A lovely instance of White Librul Dood values — at least, what they’re willing to participate in on national television. For those of you who want to save your stomachs and not watch*, in the first four and a half minutes of the interview, Perry makes jokes** with a trifecta of punchlines: misogyny! racism! and homophobia! (Oh, my side, it hurts from laughing. Har, har.)
He starts out with this gem. It’s nearly the first thing he says.
Perry: She [Kudrow] doesn’t return my calls anymore, but there’s a certain section of road right by her house that if you park your car at the right time, you can see right into her window.
Letterman: Can you give the coordinates on that a little later?
Perry: Absolutely—during the break!
[uproarious laughter from audience]
Followed by this, a bit later in the interview:
Perry: I started to think, okay, [M. Night Shyamalan] really likes me… no no no not…
[laughter from audience]
Perry: … I actually didn’t mean it that way.
Perry: I realize, the whole time—it’s not M. Night Shyamalan. It’s just an Indian guy.
Letterman: [laughing a bit uncomfortably] Wow. I don’t know what to say about that.
I simply ADORE the fact that Letterman plays into the stalking schtick with good humor, chuckles at the homophobic comment, but looks “uncomfortable” at the racism. Oh my, we can’t be seen being politically incorrect, can we? Getting caught at racism, or being complicit with racism***, that’s a no-no. But don’t forget, it’s not a good Librul White Dood setup without some misogyny thrown in, because stalking is always good fun, and we have to assure folks that we are Not Teh Gay!!!1eleventy!

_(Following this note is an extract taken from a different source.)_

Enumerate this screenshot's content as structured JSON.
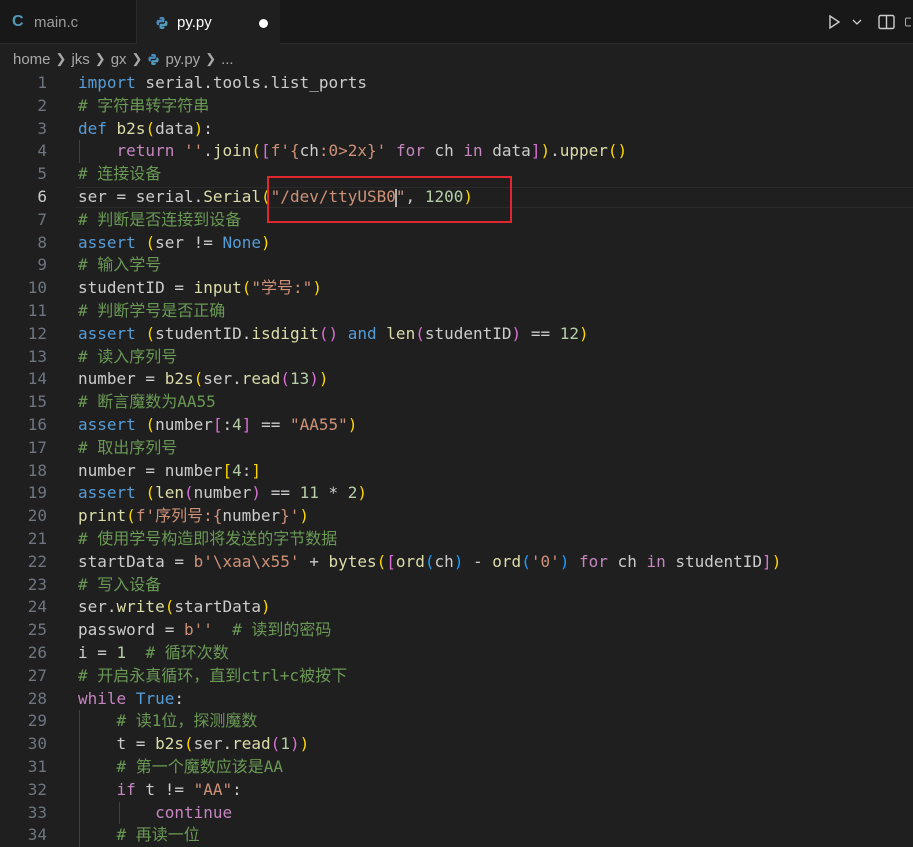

But what do I know about funny? I’m just a humorless feminist.
h/t (and a couple transcript sections stolen from) Shakesville
* Or, you know, when the video goes away from YouTube.
** They must be jokes. People were laughing. One must assume they were funny.
*** This is not the Oppression Olympics. I think it’s telling that, of all the bad things to do, racism is the only thing that Letterman looks (or sounds, when he’s off-camera) uncertain about. It’s more the reaction of a kid who doesn’t mind doing something naughty; he just doesn’t want to get caught.